The Data Dilemma

Building a competitive advantage that is sustainable over time depends on the interplay between data and story. Data alone is just table stakes these days. In a marketplace awash in data, story serves three vital functions without which all the data you collect is of little value. The first function, which was the subject of a previous essay, is to provide a framework that makes it possible for your audience to hear what you have to say and remember it. The second function of story is to provide an organizing principle to help you figure out what to measure and how to think about the information that your measurement provides. That is the subject of this essay. Jim and I are also working on one more essay to address the third function of story—to anchor a relationship with your audience that allows you to use all this insight to secure a sustainable competitive advantage.

With regard to the second function, figuring out what to measure and how to think about the information you collect, here’s the underlying principle: In the social sciences, any question that can be answered by quantitative analysis alone is probably a trivial question. I understand that direct measurement of certain variables is essential to running a business of any size. But my experience is that anything you can determine by quantitative analysis alone is unlikely to give you a sustainable competitive advantage, primarily because your competitors either have, or soon will have, access to that same information.

With regard to the “hard problems,” the ones that ultimately determine success or failure in the marketplace, the role of data is not to solve the problem directly. In fact, data can actually complicate the problem if it is not understood in the context of story. A good and enduring example of this phenomenon is the legendary New Coke debacle. The marketers at Coke had persuasive data suggesting that a sweeter formula would help them turn around decades-long share losses and boost relevance with younger audiences. But in the words of then Coca-Cola President and Chief Operating Officer Donald Keough, “The simple fact is that all the time and money and skill poured into consumer research on the new Coca-Cola could not measure or reveal the deep and abiding emotional attachment to original Coca-Cola felt by so many people.” The data was there, but without an understanding of the story playing in people’s heads, the data was not just unhelpful, it was misleading and dangerous.

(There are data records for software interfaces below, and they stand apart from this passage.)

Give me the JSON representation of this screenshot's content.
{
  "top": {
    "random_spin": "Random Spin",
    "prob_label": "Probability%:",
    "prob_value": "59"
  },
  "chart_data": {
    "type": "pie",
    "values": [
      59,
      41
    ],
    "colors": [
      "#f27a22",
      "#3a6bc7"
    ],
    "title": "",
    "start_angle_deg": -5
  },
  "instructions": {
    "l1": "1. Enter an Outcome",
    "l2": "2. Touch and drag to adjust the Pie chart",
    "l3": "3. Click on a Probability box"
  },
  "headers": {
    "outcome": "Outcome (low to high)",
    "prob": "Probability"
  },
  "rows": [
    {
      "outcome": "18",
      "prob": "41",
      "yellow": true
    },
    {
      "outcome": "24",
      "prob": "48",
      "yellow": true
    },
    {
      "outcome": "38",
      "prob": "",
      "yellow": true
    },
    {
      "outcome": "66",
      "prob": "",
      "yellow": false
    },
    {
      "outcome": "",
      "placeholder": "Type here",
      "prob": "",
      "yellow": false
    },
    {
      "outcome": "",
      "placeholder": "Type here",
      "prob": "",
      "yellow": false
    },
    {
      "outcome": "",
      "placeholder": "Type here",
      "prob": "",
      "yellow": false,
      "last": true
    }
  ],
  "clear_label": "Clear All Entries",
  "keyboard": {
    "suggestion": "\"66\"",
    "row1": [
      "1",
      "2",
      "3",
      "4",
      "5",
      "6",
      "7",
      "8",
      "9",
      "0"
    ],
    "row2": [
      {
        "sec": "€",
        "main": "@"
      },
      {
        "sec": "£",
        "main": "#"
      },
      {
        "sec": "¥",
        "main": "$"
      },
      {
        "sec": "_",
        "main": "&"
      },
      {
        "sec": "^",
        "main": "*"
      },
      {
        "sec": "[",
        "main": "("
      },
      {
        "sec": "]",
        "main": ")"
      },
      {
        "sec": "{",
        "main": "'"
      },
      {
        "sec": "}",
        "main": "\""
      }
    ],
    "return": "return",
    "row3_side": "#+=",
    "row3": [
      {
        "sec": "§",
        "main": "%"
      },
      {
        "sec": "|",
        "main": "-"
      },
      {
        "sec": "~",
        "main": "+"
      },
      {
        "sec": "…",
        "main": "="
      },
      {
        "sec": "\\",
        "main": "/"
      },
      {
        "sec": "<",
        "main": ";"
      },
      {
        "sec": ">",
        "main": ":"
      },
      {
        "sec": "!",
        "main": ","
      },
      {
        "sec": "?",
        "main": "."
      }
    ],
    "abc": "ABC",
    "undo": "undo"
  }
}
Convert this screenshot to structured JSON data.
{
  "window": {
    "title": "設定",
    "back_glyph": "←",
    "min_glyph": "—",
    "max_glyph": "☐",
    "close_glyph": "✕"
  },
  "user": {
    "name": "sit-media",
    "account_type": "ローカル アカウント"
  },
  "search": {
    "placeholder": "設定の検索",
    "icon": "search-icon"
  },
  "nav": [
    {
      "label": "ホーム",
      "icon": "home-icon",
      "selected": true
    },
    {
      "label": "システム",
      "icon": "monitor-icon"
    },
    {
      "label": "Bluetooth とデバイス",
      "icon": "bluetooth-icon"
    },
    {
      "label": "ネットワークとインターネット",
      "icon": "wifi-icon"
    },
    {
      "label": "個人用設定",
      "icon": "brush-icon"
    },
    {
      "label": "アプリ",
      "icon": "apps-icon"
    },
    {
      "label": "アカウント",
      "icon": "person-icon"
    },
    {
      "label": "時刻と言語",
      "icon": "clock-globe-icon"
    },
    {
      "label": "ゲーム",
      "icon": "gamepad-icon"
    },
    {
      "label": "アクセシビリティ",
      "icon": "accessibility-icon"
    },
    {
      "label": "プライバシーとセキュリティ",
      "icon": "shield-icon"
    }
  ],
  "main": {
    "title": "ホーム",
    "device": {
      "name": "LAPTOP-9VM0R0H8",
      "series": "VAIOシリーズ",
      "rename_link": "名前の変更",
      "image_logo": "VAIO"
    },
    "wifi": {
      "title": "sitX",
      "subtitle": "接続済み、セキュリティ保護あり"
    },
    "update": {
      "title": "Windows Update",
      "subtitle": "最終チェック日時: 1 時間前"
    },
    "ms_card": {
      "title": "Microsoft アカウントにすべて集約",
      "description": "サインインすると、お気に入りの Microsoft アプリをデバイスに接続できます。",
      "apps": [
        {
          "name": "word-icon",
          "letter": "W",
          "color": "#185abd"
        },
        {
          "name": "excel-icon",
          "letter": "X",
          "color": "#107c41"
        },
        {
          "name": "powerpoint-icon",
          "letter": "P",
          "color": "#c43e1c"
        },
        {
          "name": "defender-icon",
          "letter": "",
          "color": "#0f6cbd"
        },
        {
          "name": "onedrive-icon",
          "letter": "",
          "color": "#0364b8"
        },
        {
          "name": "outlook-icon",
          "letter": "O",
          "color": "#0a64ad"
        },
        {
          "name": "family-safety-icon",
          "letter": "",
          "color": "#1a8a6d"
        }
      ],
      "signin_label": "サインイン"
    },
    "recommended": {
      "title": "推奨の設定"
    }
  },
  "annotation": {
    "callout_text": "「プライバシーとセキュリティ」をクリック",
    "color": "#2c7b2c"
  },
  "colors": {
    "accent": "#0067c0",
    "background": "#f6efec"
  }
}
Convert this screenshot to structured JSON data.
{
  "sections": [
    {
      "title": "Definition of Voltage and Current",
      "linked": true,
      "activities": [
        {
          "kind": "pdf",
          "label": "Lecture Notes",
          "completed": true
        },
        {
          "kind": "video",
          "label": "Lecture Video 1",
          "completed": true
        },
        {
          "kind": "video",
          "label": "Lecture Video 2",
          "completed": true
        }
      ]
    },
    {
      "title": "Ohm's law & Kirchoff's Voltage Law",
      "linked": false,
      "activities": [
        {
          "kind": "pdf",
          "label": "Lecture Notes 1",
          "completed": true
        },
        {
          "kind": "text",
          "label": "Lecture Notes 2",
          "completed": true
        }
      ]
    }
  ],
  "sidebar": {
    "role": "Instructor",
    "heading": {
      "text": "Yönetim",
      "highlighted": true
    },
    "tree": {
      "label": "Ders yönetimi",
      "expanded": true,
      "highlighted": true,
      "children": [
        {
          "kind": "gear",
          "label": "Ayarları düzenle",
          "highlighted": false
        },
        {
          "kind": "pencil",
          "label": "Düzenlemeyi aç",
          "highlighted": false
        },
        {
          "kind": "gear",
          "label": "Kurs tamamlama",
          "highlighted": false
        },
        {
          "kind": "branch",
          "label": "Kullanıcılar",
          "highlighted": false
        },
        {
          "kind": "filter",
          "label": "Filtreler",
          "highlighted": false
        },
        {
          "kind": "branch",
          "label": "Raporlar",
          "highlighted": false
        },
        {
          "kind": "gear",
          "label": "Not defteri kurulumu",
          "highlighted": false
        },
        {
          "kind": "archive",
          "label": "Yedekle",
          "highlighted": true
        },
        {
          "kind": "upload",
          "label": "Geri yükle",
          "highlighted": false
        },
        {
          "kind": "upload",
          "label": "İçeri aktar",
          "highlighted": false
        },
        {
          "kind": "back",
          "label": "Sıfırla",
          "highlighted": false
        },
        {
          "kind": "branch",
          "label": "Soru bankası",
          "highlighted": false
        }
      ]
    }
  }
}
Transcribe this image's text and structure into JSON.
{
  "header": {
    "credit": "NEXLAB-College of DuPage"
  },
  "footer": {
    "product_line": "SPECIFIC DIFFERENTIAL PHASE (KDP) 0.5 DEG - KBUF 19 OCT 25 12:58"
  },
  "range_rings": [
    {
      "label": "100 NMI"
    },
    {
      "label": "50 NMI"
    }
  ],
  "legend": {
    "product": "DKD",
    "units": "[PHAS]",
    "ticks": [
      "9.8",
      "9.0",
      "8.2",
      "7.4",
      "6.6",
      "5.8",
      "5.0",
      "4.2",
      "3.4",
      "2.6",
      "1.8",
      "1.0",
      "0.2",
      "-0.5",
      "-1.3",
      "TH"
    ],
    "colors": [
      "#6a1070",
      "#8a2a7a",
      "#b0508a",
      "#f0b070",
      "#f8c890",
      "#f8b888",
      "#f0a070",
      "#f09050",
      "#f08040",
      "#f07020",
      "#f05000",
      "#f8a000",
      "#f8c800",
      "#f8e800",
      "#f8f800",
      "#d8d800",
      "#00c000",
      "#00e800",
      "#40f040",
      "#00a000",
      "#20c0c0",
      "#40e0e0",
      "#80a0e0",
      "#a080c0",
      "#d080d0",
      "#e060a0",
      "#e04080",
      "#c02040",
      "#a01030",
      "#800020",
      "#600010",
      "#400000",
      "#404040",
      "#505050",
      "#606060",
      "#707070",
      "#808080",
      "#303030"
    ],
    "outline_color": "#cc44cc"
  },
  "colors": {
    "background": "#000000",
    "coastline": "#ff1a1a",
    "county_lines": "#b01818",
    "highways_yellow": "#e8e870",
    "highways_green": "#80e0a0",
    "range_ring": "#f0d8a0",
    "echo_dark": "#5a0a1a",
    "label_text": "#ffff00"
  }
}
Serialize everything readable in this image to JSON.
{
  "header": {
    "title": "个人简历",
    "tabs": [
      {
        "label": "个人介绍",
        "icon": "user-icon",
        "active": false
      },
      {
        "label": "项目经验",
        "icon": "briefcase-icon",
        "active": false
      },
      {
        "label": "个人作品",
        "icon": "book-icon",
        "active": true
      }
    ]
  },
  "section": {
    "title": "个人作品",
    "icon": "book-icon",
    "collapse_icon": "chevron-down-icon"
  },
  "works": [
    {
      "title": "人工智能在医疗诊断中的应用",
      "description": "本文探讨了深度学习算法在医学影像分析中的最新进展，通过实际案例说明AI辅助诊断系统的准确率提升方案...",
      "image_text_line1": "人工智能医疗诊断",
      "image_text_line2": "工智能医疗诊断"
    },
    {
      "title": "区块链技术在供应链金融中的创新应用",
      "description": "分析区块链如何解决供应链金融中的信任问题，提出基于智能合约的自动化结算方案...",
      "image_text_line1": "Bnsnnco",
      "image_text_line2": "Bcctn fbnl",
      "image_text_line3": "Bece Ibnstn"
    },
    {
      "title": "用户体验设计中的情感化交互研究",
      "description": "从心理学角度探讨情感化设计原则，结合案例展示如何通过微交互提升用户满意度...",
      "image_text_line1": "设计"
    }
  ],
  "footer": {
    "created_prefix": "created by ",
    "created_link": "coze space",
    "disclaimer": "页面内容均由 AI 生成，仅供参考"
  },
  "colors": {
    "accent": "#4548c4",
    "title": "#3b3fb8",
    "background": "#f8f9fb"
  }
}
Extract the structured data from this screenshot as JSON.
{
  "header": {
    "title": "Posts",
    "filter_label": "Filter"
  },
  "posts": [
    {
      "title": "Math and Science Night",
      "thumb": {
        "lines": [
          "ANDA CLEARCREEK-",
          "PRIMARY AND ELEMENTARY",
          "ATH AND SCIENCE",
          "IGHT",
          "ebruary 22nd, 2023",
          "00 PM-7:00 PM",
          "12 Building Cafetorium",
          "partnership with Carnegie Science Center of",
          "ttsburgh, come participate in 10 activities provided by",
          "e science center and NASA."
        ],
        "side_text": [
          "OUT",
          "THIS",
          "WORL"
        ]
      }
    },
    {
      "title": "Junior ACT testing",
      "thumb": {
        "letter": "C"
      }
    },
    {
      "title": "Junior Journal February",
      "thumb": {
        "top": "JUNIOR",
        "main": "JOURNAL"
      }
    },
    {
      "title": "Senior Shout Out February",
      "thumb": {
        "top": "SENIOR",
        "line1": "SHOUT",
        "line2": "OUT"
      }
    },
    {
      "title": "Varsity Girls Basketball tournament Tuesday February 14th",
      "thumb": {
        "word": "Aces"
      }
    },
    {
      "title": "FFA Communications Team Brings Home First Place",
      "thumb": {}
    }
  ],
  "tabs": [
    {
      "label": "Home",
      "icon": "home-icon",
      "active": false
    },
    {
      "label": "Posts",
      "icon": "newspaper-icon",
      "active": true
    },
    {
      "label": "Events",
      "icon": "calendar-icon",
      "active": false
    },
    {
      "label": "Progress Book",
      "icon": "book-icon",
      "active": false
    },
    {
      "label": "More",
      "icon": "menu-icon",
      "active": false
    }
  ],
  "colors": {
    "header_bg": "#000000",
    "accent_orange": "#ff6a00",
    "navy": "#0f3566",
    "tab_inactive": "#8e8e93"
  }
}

Data does have a role to play in relation to the hard problems, but its role is not to solve the problems. The key function of all this data, properly analyzed, is to surface patterns that are not visible to the naked eye. Once you can see these patterns, you can develop a hypothesis about what they might mean. The hypothesis is the story that you tell yourself about the possible meaning of the patterns in the numbers. Then, if you’re a good scientist, you say to yourself, “If my hypothesis is true, then such and such ought to also be true,” and you design a further study and collect new data in an effort to get closer to the truth.

This interplay between data and story is the virtuous cycle that builds value in a brand. You have a hunch about some aspect of your business—product formulation, price sensitivity, package design, brand extensions, social-media strategy, whatever. You frame that hunch as a testable hypothesis and collect the data to prove or disprove it. Based on what you learn, you refine your hypothesis and collect more data. Rinse and repeat. But if you have no clear articulation of the story framework of your brand, then, for the most part, you are simply racing against your competition to refine hunches about the category as a whole or, worse, following data in a way that dilutes the emotional attachment people feel toward your brand.

I have a friend who runs marketing at a large consumer-products company. He is focused on providing the right experience to the right people at the right time and place. The trick, of course, is to understand how story and data interact with regard to each element:

Right experience: Data plays a role in validating a proposed activity or communication, but the question of which experience is “right” for the brand is ultimately a story question that your audience can’t answer for you.

Right people: Research is an essential tool for understanding your target, but if you want to sustain your competitive advantage, you need an authentic relationship with your audience. (More about this in the next essay.)

Right time and place: Data is the main driver here, especially in a digital, programmatic world with a vast array of media to choose from.

In the end, of course, if there is no story expressed in the way the activity or communication is presented to your audience, then your marketing initiative won’t qualify as an experience, and no one will remember what you are trying to communicate.

Think about something as tangible as price. You can research elasticity of demand against price in your category, but this research won’t tell you anything about what meaning your consumers attribute to the pricing decisions you make. Pricing communicates something quite different about a value brand than it does about a premium one. Or consider packaging. Suppose you are selling hot sauce in glass bottles, and you want to know whether you would lose customers by switching to plastic. Before you can gather useful data, you have to understand the meaning of your brand story and the role of those glass bottles in communicating that meaning. If you start with the story framework, you can frame your questions in a way that gets at the relationship your customers have with your brand, and you can parse their answers in a way that provides unique and actionable insight. Otherwise, there is a danger that you are primarily probing your customers on the rational side of their brains, which probably has little to do with how they actually decide what to buy.

Over time, it is hard to win based on math alone, even if you are better at the math than everybody else in your category. On the other hand, if you can combine your math skills with your experience and your creative intuition in order to find meaningful patterns in the numbers, then you can build a relationship with your customers that is authentic, motivating, resilient and long-lasting.